• [PROBLEM DESCRIPTION]
Count the lines of the records below that hold the word "Generate", and give only the number.

=====

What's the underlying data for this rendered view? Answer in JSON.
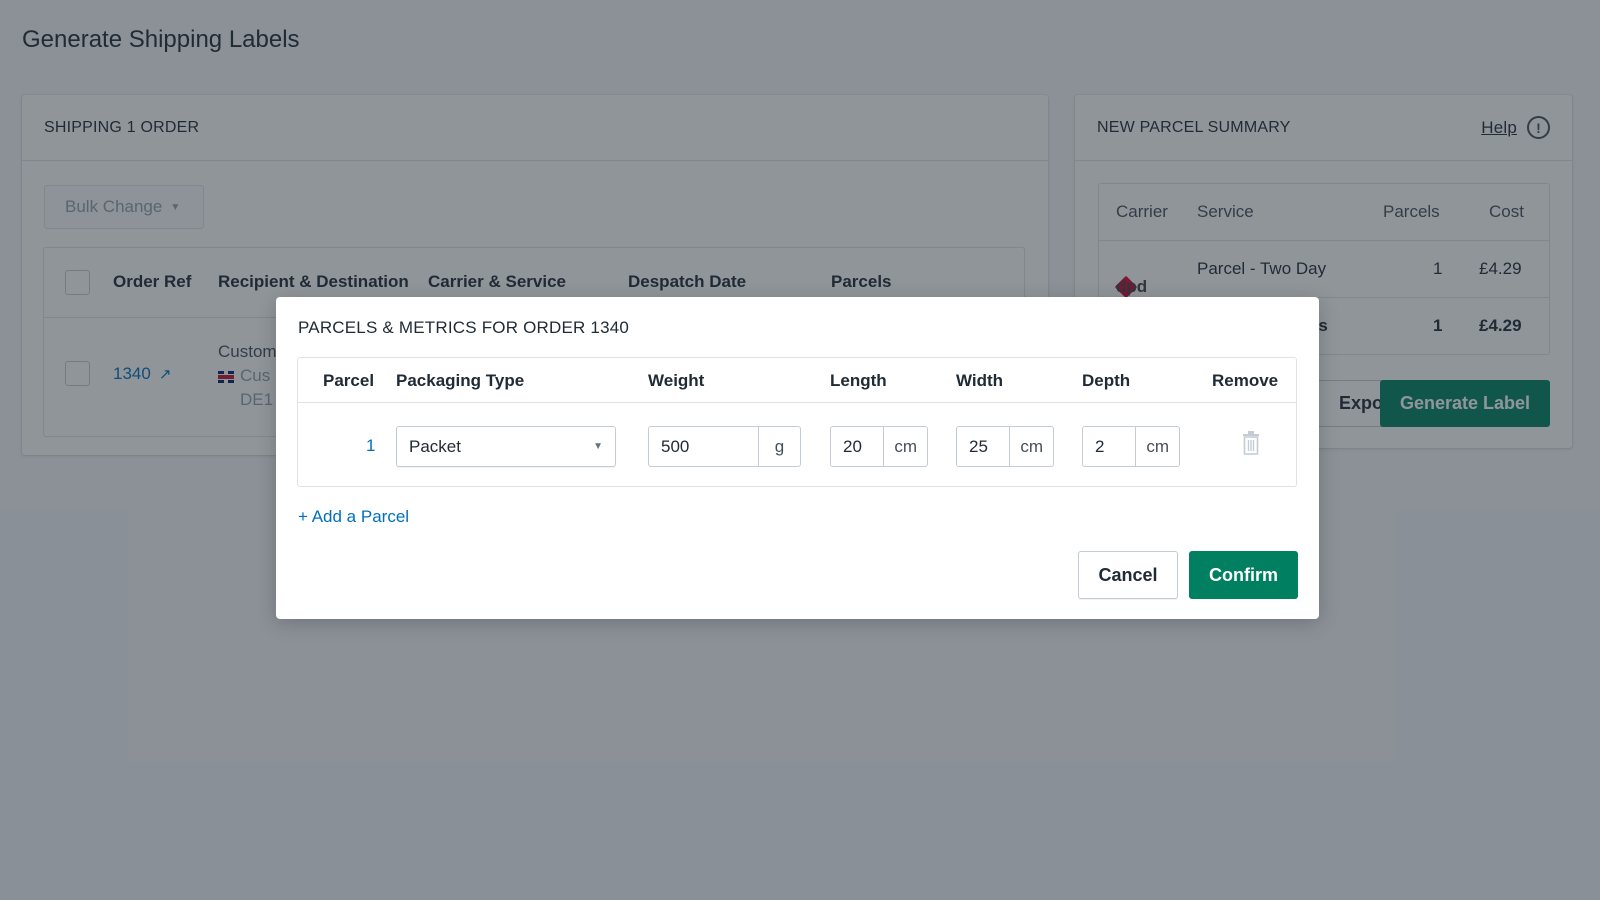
{
  "page": {
    "title": "Generate Shipping Labels"
  },
  "orders_card": {
    "heading": "SHIPPING 1 ORDER",
    "bulk_change_label": "Bulk Change",
    "columns": [
      "Order Ref",
      "Recipient & Destination",
      "Carrier & Service",
      "Despatch Date",
      "Parcels"
    ],
    "rows": [
      {
        "order_ref": "1340",
        "recipient_line1": "Custom",
        "recipient_line2": "Cus",
        "recipient_line3": "DE1"
      }
    ]
  },
  "summary_card": {
    "heading": "NEW PARCEL SUMMARY",
    "help_label": "Help",
    "columns": [
      "Carrier",
      "Service",
      "Parcels",
      "Cost"
    ],
    "rows": [
      {
        "carrier": "dpd",
        "service": "Parcel - Two Day",
        "parcels": "1",
        "cost": "£4.29"
      }
    ],
    "totals": {
      "label": "Totals",
      "parcels": "1",
      "cost": "£4.29"
    },
    "export_label": "Export",
    "generate_label": "Generate Label"
  },
  "modal": {
    "title": "PARCELS & METRICS FOR ORDER 1340",
    "columns": [
      "Parcel",
      "Packaging Type",
      "Weight",
      "Length",
      "Width",
      "Depth",
      "Remove"
    ],
    "parcels": [
      {
        "number": "1",
        "packaging_type": "Packet",
        "weight": "500",
        "weight_unit": "g",
        "length": "20",
        "length_unit": "cm",
        "width": "25",
        "width_unit": "cm",
        "depth": "2",
        "depth_unit": "cm"
      }
    ],
    "add_parcel_label": "+ Add a Parcel",
    "cancel_label": "Cancel",
    "confirm_label": "Confirm"
  },
  "colors": {
    "primary": "#008060",
    "link": "#006fbb",
    "dpd": "#dc0032"
  }
}
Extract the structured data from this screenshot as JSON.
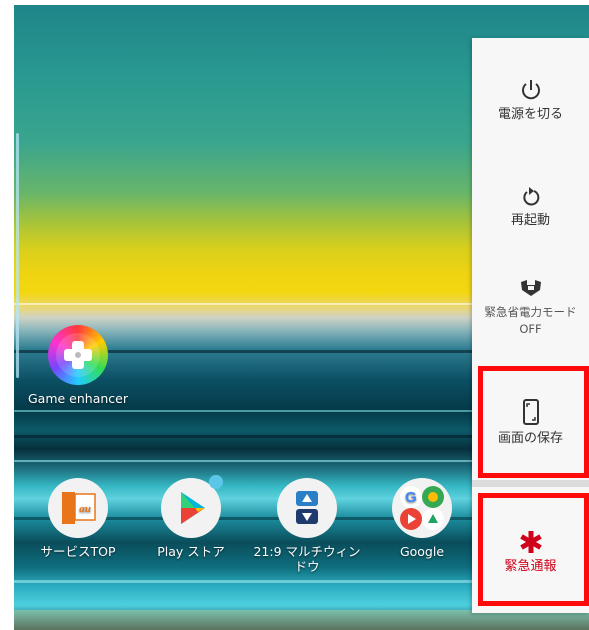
{
  "power_menu": {
    "power_off": "電源を切る",
    "restart": "再起動",
    "stamina": "緊急省電力モード",
    "stamina_state": "OFF",
    "screenshot": "画面の保存",
    "emergency": "緊急通報",
    "accent_red": "#ff0a0a",
    "emergency_color": "#d0021b"
  },
  "home": {
    "game_enhancer": "Game enhancer",
    "dock": [
      {
        "label": "サービスTOP",
        "icon": "au-icon"
      },
      {
        "label": "Play ストア",
        "icon": "play-store-icon"
      },
      {
        "label": "21:9 マルチウィンドウ",
        "icon": "multi-window-icon"
      },
      {
        "label": "Google",
        "icon": "google-folder-icon"
      }
    ]
  }
}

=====

• [OUTPUT FOR THIS TASK]
2